The software specialist took off-the-shelf components, and put together a software system "that could empower a non-specialist in a game-changing manner" Chatani explained. "It is revolutionary, because it can increase medical efficiency, is time saving and life saving," he added.
Michael Tuggy, MD of the Swedish Family Medicine (Seattle, Washington) and a customer of MobiSante shared his thoughts regarding the value of the system. "We can get to a diagnosis much more quickly by scanning the patient ourselves. And within minutes of seeing the patient, we can actually have an answer as opposed to sending them off, waiting for the scan to be done, waiting for the next day for the report to come out," Tuggy said.

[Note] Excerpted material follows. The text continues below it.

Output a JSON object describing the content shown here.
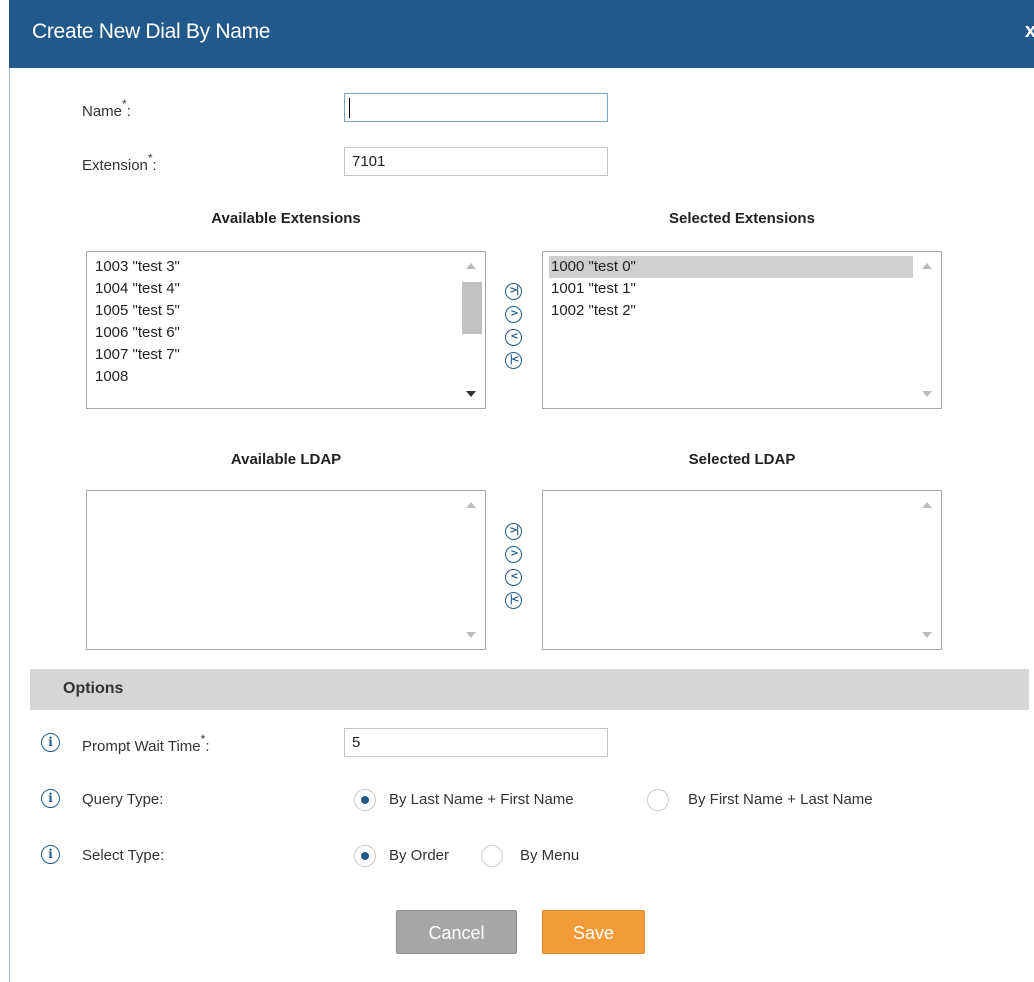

As the healthcare community reviews today's innovative companies, it should identify two types of revolutionary companies: those that propose breakthroughs in medicine, and breakthroughs in our management of medicine. There is reason to believe that while the latter might not be the dream of the healthcare entrepreneur of the last decade, with many of today's biggest clinical problems being in prevention, purchasing and homecare, startups are generating interest in those issues too. //